EXERCISE PROMPT » Omit all pictures, then retype the data exactly as given.

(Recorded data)
____

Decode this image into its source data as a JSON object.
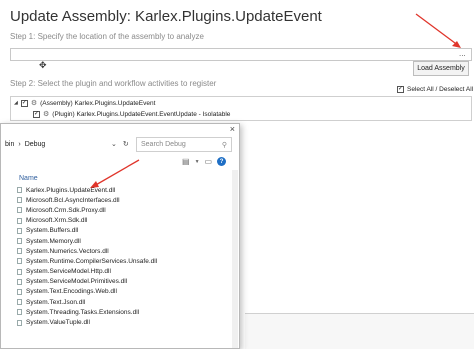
{
  "window": {
    "title": "Update Assembly: Karlex.Plugins.UpdateEvent",
    "step1_label": "Step 1: Specify the location of the assembly to analyze",
    "path_value": "",
    "browse_label": "...",
    "load_button": "Load Assembly",
    "step2_label": "Step 2: Select the plugin and workflow activities to register",
    "select_all_label": "Select All / Deselect All"
  },
  "tree": {
    "rows": [
      {
        "label": "(Assembly) Karlex.Plugins.UpdateEvent"
      },
      {
        "label": "(Plugin) Karlex.Plugins.UpdateEvent.EventUpdate - Isolatable"
      }
    ]
  },
  "dialog": {
    "close": "×",
    "breadcrumb": [
      "bin",
      "›",
      "Debug"
    ],
    "search_placeholder": "Search Debug",
    "column_name": "Name",
    "files": [
      "Karlex.Plugins.UpdateEvent.dll",
      "Microsoft.Bcl.AsyncInterfaces.dll",
      "Microsoft.Crm.Sdk.Proxy.dll",
      "Microsoft.Xrm.Sdk.dll",
      "System.Buffers.dll",
      "System.Memory.dll",
      "System.Numerics.Vectors.dll",
      "System.Runtime.CompilerServices.Unsafe.dll",
      "System.ServiceModel.Http.dll",
      "System.ServiceModel.Primitives.dll",
      "System.Text.Encodings.Web.dll",
      "System.Text.Json.dll",
      "System.Threading.Tasks.Extensions.dll",
      "System.ValueTuple.dll"
    ]
  },
  "colors": {
    "accent": "#1f6fc5",
    "arrow": "#e0352b",
    "link": "#2f5f9e"
  }
}
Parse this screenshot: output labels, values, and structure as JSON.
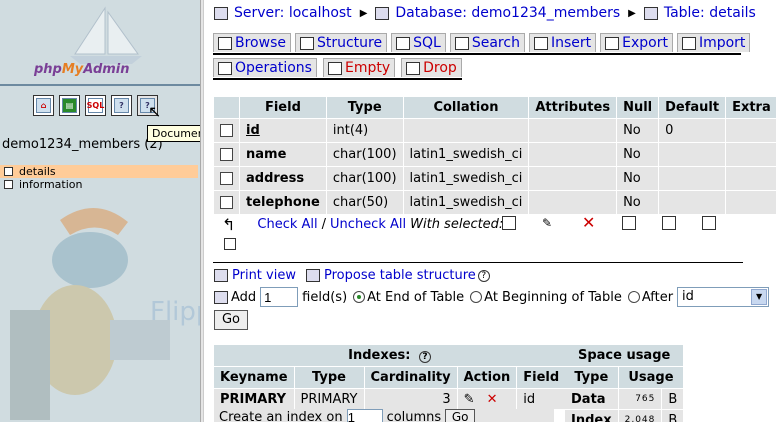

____

TASK RESPONSE »
Decode this image into its source data as a JSON object.
{
  "window": {
    "title": "Update Assembly: Karlex.Plugins.UpdateEvent",
    "step1_label": "Step 1: Specify the location of the assembly to analyze",
    "path_value": "",
    "browse_label": "...",
    "load_button": "Load Assembly",
    "step2_label": "Step 2: Select the plugin and workflow activities to register",
    "select_all_label": "Select All / Deselect All"
  },
  "tree": {
    "rows": [
      {
        "label": "(Assembly) Karlex.Plugins.UpdateEvent"
      },
      {
        "label": "(Plugin) Karlex.Plugins.UpdateEvent.EventUpdate - Isolatable"
      }
    ]
  },
  "dialog": {
    "close": "×",
    "breadcrumb": [
      "bin",
      "›",
      "Debug"
    ],
    "search_placeholder": "Search Debug",
    "column_name": "Name",
    "files": [
      "Karlex.Plugins.UpdateEvent.dll",
      "Microsoft.Bcl.AsyncInterfaces.dll",
      "Microsoft.Crm.Sdk.Proxy.dll",
      "Microsoft.Xrm.Sdk.dll",
      "System.Buffers.dll",
      "System.Memory.dll",
      "System.Numerics.Vectors.dll",
      "System.Runtime.CompilerServices.Unsafe.dll",
      "System.ServiceModel.Http.dll",
      "System.ServiceModel.Primitives.dll",
      "System.Text.Encodings.Web.dll",
      "System.Text.Json.dll",
      "System.Threading.Tasks.Extensions.dll",
      "System.ValueTuple.dll"
    ]
  },
  "colors": {
    "accent": "#1f6fc5",
    "arrow": "#e0352b",
    "link": "#2f5f9e"
  }
}
Parse this screenshot: output labels, values, and structure as JSON.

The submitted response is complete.